WHAT IS REQUIRED |
A faithful copy of every entry, with the pictures removed, is what is needed here.

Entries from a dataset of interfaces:
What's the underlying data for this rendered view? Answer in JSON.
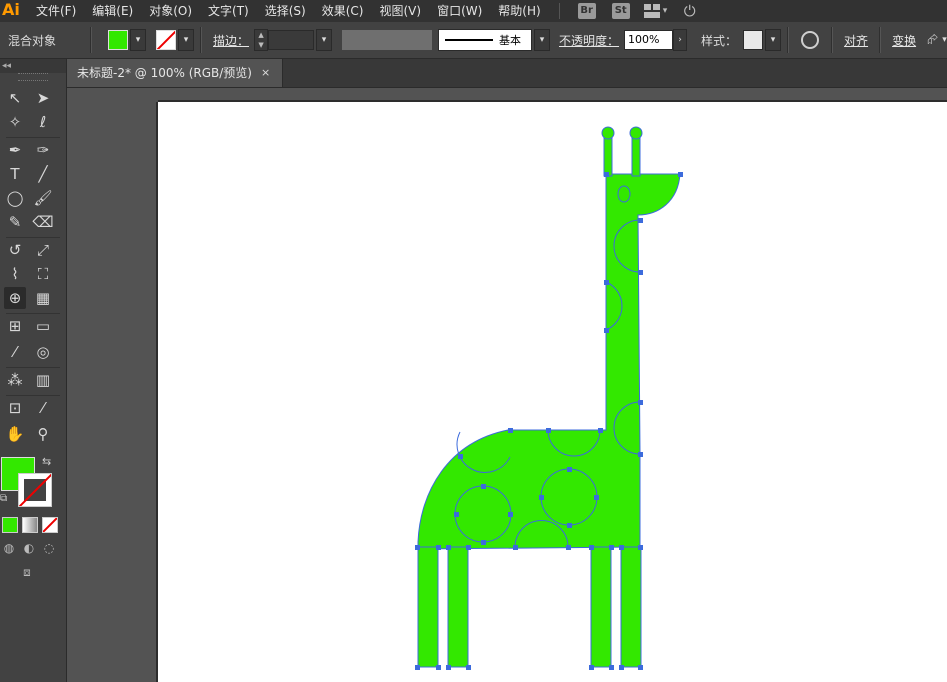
{
  "app": {
    "logo": "Ai",
    "menu": [
      "文件(F)",
      "编辑(E)",
      "对象(O)",
      "文字(T)",
      "选择(S)",
      "效果(C)",
      "视图(V)",
      "窗口(W)",
      "帮助(H)"
    ],
    "badges": [
      "Br",
      "St"
    ]
  },
  "control_bar": {
    "object_type": "混合对象",
    "fill_color": "#33e800",
    "stroke_label": "描边：",
    "stroke_profile": "基本",
    "opacity_label": "不透明度：",
    "opacity_value": "100%",
    "style_label": "样式：",
    "align_label": "对齐",
    "transform_label": "变换"
  },
  "document": {
    "tab_title": "未标题-2* @ 100% (RGB/预览)",
    "close": "×"
  },
  "toolbox": {
    "collapse": "◂◂",
    "fill_color": "#33e800",
    "stroke_color": "none"
  },
  "artwork": {
    "fill": "#33e800",
    "path_color": "#3c6bdc",
    "subject": "giraffe"
  }
}
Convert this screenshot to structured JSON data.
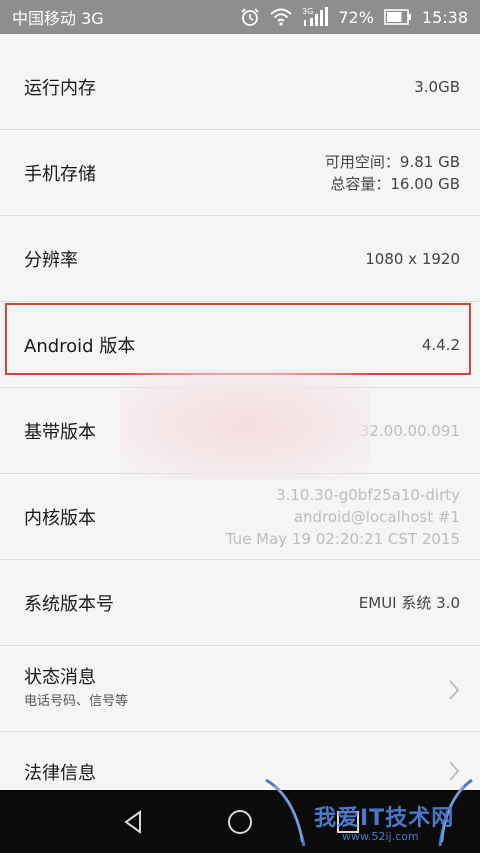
{
  "status_bar": {
    "carrier": "中国移动 3G",
    "network_type": "3G",
    "battery_percent": "72%",
    "time": "15:38",
    "icons": [
      "alarm-icon",
      "wifi-icon",
      "signal-icon",
      "battery-icon"
    ]
  },
  "rows": [
    {
      "label": "运行内存",
      "value": "3.0GB"
    },
    {
      "label": "手机存储",
      "value_lines": [
        "可用空间：9.81 GB",
        "总容量：16.00 GB"
      ]
    },
    {
      "label": "分辨率",
      "value": "1080 x 1920"
    },
    {
      "label": "Android 版本",
      "value": "4.4.2"
    },
    {
      "label": "基带版本",
      "value": "32.00.00.091"
    },
    {
      "label": "内核版本",
      "value_lines": [
        "3.10.30-g0bf25a10-dirty",
        "android@localhost #1",
        "Tue May 19 02:20:21 CST 2015"
      ]
    },
    {
      "label": "系统版本号",
      "value": "EMUI 系统 3.0"
    },
    {
      "label": "状态消息",
      "sublabel": "电话号码、信号等"
    },
    {
      "label": "法律信息"
    }
  ],
  "watermark": {
    "text": "我爱IT技术网",
    "url": "www.52ij.com"
  },
  "colors": {
    "status_bar": "#8e8e8e",
    "background": "#f5f5f5",
    "highlight": "#d4433f",
    "nav_bar": "#0b0b0b",
    "watermark": "#4b78c8"
  }
}
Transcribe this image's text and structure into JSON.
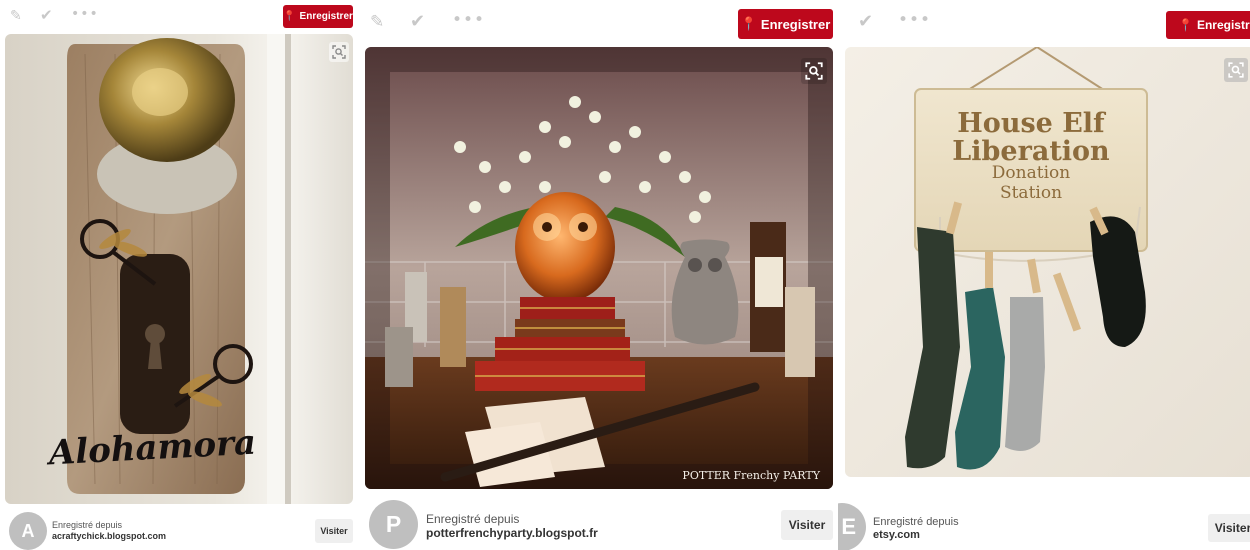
{
  "pins": [
    {
      "save_label": "Enregistrer",
      "saved_from_label": "Enregistré depuis",
      "source_domain": "acraftychick.blogspot.com",
      "avatar_letter": "A",
      "visit_label": "Visiter",
      "image_text": "Alohamora"
    },
    {
      "save_label": "Enregistrer",
      "saved_from_label": "Enregistré depuis",
      "source_domain": "potterfrenchyparty.blogspot.fr",
      "avatar_letter": "P",
      "visit_label": "Visiter",
      "image_watermark": "POTTER Frenchy PARTY"
    },
    {
      "save_label": "Enregistrer",
      "saved_from_label": "Enregistré depuis",
      "source_domain": "etsy.com",
      "avatar_letter": "E",
      "visit_label": "Visiter",
      "image_text_lines": [
        "House Elf",
        "Liberation",
        "Donation",
        "Station"
      ]
    }
  ],
  "icons": {
    "edit": "pencil-icon",
    "done": "checkmark-icon",
    "more": "more-icon",
    "pin": "pushpin-icon",
    "zoom": "visual-search-icon"
  },
  "colors": {
    "save_button": "#bd081c",
    "icon_gray": "#c8c8c8",
    "visit_button": "#efefef"
  }
}
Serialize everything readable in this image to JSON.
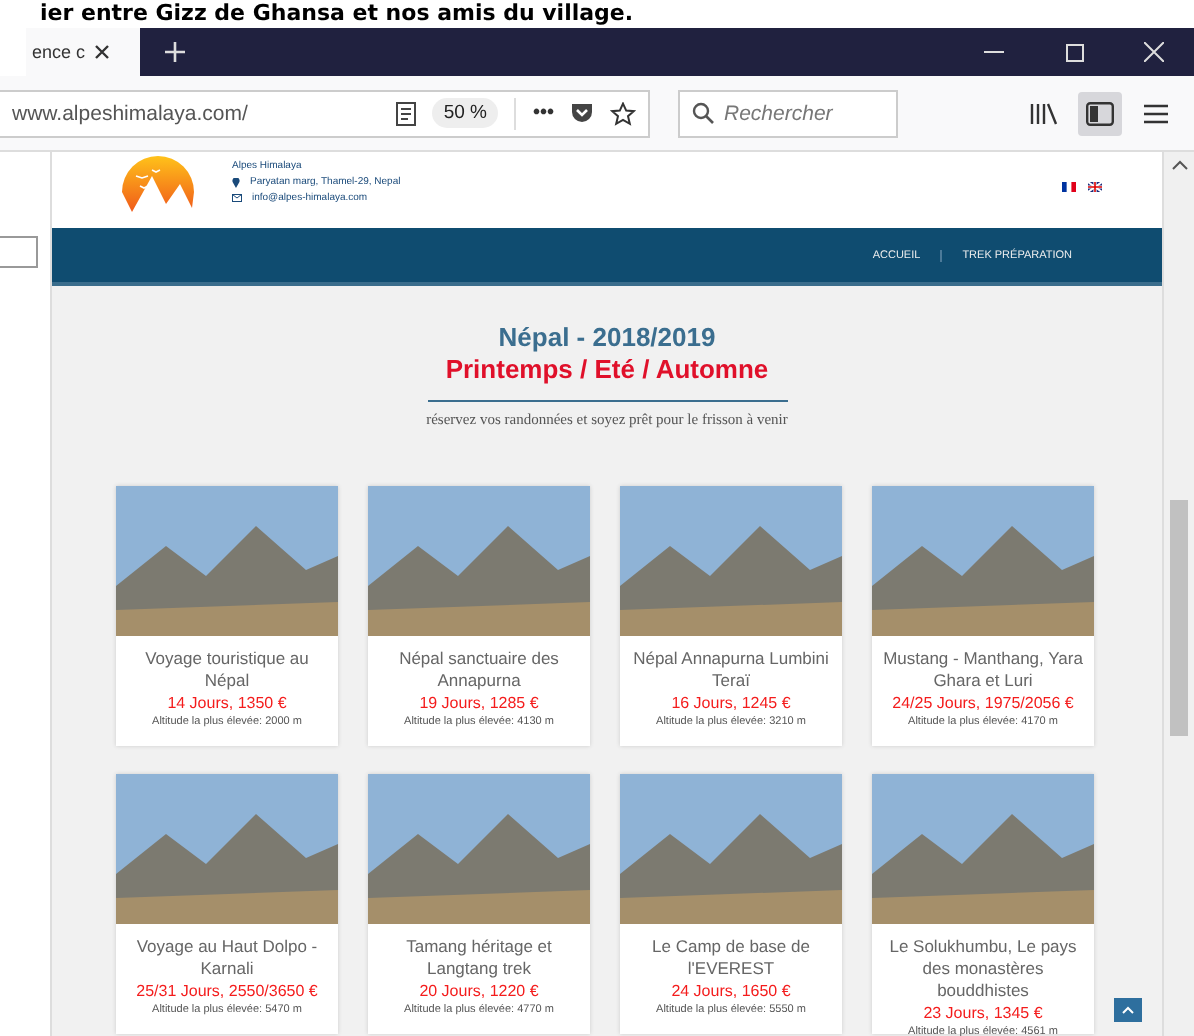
{
  "caption": "ier entre Gizz de Ghansa et nos amis du village.",
  "browser": {
    "tab_title": "ence c",
    "url": "www.alpeshimalaya.com/",
    "zoom": "50 %",
    "more": "•••",
    "search_placeholder": "Rechercher",
    "sidebar_active": true
  },
  "site": {
    "brand": "Alpes Himalaya",
    "address": "Paryatan marg, Thamel-29, Nepal",
    "email": "info@alpes-himalaya.com",
    "languages": [
      {
        "kind": "fr"
      },
      {
        "kind": "en"
      }
    ],
    "nav": [
      {
        "label": "ACCUEIL"
      },
      {
        "label": "TREK PRÉPARATION"
      }
    ],
    "title": "Népal - 2018/2019",
    "subtitle": "Printemps / Eté / Automne",
    "tagline": "réservez vos randonnées et soyez prêt pour le frisson à venir",
    "trips": [
      {
        "title": "Voyage touristique au Népal",
        "price": "14 Jours, 1350 €",
        "altitude": "Altitude la plus élevée: 2000 m"
      },
      {
        "title": "Népal sanctuaire des Annapurna",
        "price": "19 Jours, 1285 €",
        "altitude": "Altitude la plus élevée: 4130 m"
      },
      {
        "title": "Népal Annapurna Lumbini Teraï",
        "price": "16 Jours, 1245 €",
        "altitude": "Altitude la plus élevée: 3210 m"
      },
      {
        "title": "Mustang - Manthang, Yara Ghara et Luri",
        "price": "24/25 Jours, 1975/2056 €",
        "altitude": "Altitude la plus élevée: 4170 m"
      },
      {
        "title": "Voyage au Haut Dolpo - Karnali",
        "price": "25/31 Jours, 2550/3650 €",
        "altitude": "Altitude la plus élevée: 5470 m"
      },
      {
        "title": "Tamang héritage et Langtang trek",
        "price": "20 Jours, 1220 €",
        "altitude": "Altitude la plus élevée: 4770 m"
      },
      {
        "title": "Le Camp de base de l'EVEREST",
        "price": "24 Jours, 1650 €",
        "altitude": "Altitude la plus élevée: 5550 m"
      },
      {
        "title": "Le Solukhumbu, Le pays des monastères bouddhistes",
        "price": "23 Jours, 1345 €",
        "altitude": "Altitude la plus élevée: 4561 m"
      }
    ]
  }
}
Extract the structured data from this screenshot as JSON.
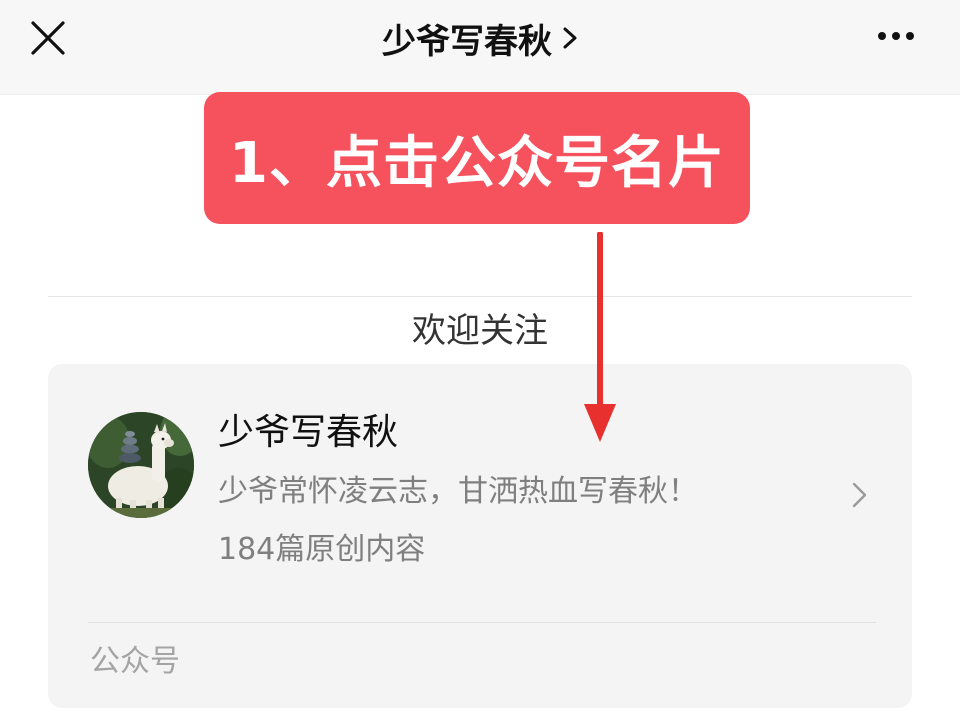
{
  "nav": {
    "title": "少爷写春秋",
    "close_icon": "close-icon",
    "more_icon": "more-horizontal-icon",
    "title_chevron_icon": "chevron-right-icon"
  },
  "annotation": {
    "text": "1、点击公众号名片",
    "color": "#f6525e",
    "arrow_color": "#e8302f"
  },
  "welcome_text": "欢迎关注",
  "account_card": {
    "name": "少爷写春秋",
    "description": "少爷常怀凌云志，甘洒热血写春秋！",
    "article_count": "184篇原创内容",
    "type_label": "公众号",
    "avatar_icon": "alpaca-avatar",
    "chevron_icon": "chevron-right-icon"
  }
}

FINAL ANSWER |
What's the underlying data for this rendered view? Answer in JSON.
{
  "app": {
    "logo": "Ai",
    "menu": [
      "文件(F)",
      "编辑(E)",
      "对象(O)",
      "文字(T)",
      "选择(S)",
      "效果(C)",
      "视图(V)",
      "窗口(W)",
      "帮助(H)"
    ],
    "badges": [
      "Br",
      "St"
    ]
  },
  "control_bar": {
    "object_type": "混合对象",
    "fill_color": "#33e800",
    "stroke_label": "描边：",
    "stroke_profile": "基本",
    "opacity_label": "不透明度：",
    "opacity_value": "100%",
    "style_label": "样式：",
    "align_label": "对齐",
    "transform_label": "变换"
  },
  "document": {
    "tab_title": "未标题-2* @ 100% (RGB/预览)",
    "close": "×"
  },
  "toolbox": {
    "collapse": "◂◂",
    "fill_color": "#33e800",
    "stroke_color": "none"
  },
  "artwork": {
    "fill": "#33e800",
    "path_color": "#3c6bdc",
    "subject": "giraffe"
  }
}
Convert this screenshot to structured JSON data.
{
  "status_bar": {
    "carrier": "中国移动 3G",
    "network_type": "3G",
    "battery_percent": "72%",
    "time": "15:38",
    "icons": [
      "alarm-icon",
      "wifi-icon",
      "signal-icon",
      "battery-icon"
    ]
  },
  "rows": [
    {
      "label": "运行内存",
      "value": "3.0GB"
    },
    {
      "label": "手机存储",
      "value_lines": [
        "可用空间：9.81 GB",
        "总容量：16.00 GB"
      ]
    },
    {
      "label": "分辨率",
      "value": "1080 x 1920"
    },
    {
      "label": "Android 版本",
      "value": "4.4.2"
    },
    {
      "label": "基带版本",
      "value": "32.00.00.091"
    },
    {
      "label": "内核版本",
      "value_lines": [
        "3.10.30-g0bf25a10-dirty",
        "android@localhost #1",
        "Tue May 19 02:20:21 CST 2015"
      ]
    },
    {
      "label": "系统版本号",
      "value": "EMUI 系统 3.0"
    },
    {
      "label": "状态消息",
      "sublabel": "电话号码、信号等"
    },
    {
      "label": "法律信息"
    }
  ],
  "watermark": {
    "text": "我爱IT技术网",
    "url": "www.52ij.com"
  },
  "colors": {
    "status_bar": "#8e8e8e",
    "background": "#f5f5f5",
    "highlight": "#d4433f",
    "nav_bar": "#0b0b0b",
    "watermark": "#4b78c8"
  }
}
Transcribe this image's text and structure into JSON.
{
  "pins": [
    {
      "save_label": "Enregistrer",
      "saved_from_label": "Enregistré depuis",
      "source_domain": "acraftychick.blogspot.com",
      "avatar_letter": "A",
      "visit_label": "Visiter",
      "image_text": "Alohamora"
    },
    {
      "save_label": "Enregistrer",
      "saved_from_label": "Enregistré depuis",
      "source_domain": "potterfrenchyparty.blogspot.fr",
      "avatar_letter": "P",
      "visit_label": "Visiter",
      "image_watermark": "POTTER Frenchy PARTY"
    },
    {
      "save_label": "Enregistrer",
      "saved_from_label": "Enregistré depuis",
      "source_domain": "etsy.com",
      "avatar_letter": "E",
      "visit_label": "Visiter",
      "image_text_lines": [
        "House Elf",
        "Liberation",
        "Donation",
        "Station"
      ]
    }
  ],
  "icons": {
    "edit": "pencil-icon",
    "done": "checkmark-icon",
    "more": "more-icon",
    "pin": "pushpin-icon",
    "zoom": "visual-search-icon"
  },
  "colors": {
    "save_button": "#bd081c",
    "icon_gray": "#c8c8c8",
    "visit_button": "#efefef"
  }
}
Serialize everything readable in this image to JSON.
{
  "caption": "ier entre Gizz de Ghansa et nos amis du village.",
  "browser": {
    "tab_title": "ence c",
    "url": "www.alpeshimalaya.com/",
    "zoom": "50 %",
    "more": "•••",
    "search_placeholder": "Rechercher",
    "sidebar_active": true
  },
  "site": {
    "brand": "Alpes Himalaya",
    "address": "Paryatan marg, Thamel-29, Nepal",
    "email": "info@alpes-himalaya.com",
    "languages": [
      {
        "kind": "fr"
      },
      {
        "kind": "en"
      }
    ],
    "nav": [
      {
        "label": "ACCUEIL"
      },
      {
        "label": "TREK PRÉPARATION"
      }
    ],
    "title": "Népal - 2018/2019",
    "subtitle": "Printemps / Eté / Automne",
    "tagline": "réservez vos randonnées et soyez prêt pour le frisson à venir",
    "trips": [
      {
        "title": "Voyage touristique au Népal",
        "price": "14 Jours, 1350 €",
        "altitude": "Altitude la plus élevée: 2000 m"
      },
      {
        "title": "Népal sanctuaire des Annapurna",
        "price": "19 Jours, 1285 €",
        "altitude": "Altitude la plus élevée: 4130 m"
      },
      {
        "title": "Népal Annapurna Lumbini Teraï",
        "price": "16 Jours, 1245 €",
        "altitude": "Altitude la plus élevée: 3210 m"
      },
      {
        "title": "Mustang - Manthang, Yara Ghara et Luri",
        "price": "24/25 Jours, 1975/2056 €",
        "altitude": "Altitude la plus élevée: 4170 m"
      },
      {
        "title": "Voyage au Haut Dolpo - Karnali",
        "price": "25/31 Jours, 2550/3650 €",
        "altitude": "Altitude la plus élevée: 5470 m"
      },
      {
        "title": "Tamang héritage et Langtang trek",
        "price": "20 Jours, 1220 €",
        "altitude": "Altitude la plus élevée: 4770 m"
      },
      {
        "title": "Le Camp de base de l'EVEREST",
        "price": "24 Jours, 1650 €",
        "altitude": "Altitude la plus élevée: 5550 m"
      },
      {
        "title": "Le Solukhumbu, Le pays des monastères bouddhistes",
        "price": "23 Jours, 1345 €",
        "altitude": "Altitude la plus élevée: 4561 m"
      }
    ]
  }
}
Extract the structured data from this screenshot as JSON.
{
  "nav": {
    "title": "少爷写春秋",
    "close_icon": "close-icon",
    "more_icon": "more-horizontal-icon",
    "title_chevron_icon": "chevron-right-icon"
  },
  "annotation": {
    "text": "1、点击公众号名片",
    "color": "#f6525e",
    "arrow_color": "#e8302f"
  },
  "welcome_text": "欢迎关注",
  "account_card": {
    "name": "少爷写春秋",
    "description": "少爷常怀凌云志，甘洒热血写春秋！",
    "article_count": "184篇原创内容",
    "type_label": "公众号",
    "avatar_icon": "alpaca-avatar",
    "chevron_icon": "chevron-right-icon"
  }
}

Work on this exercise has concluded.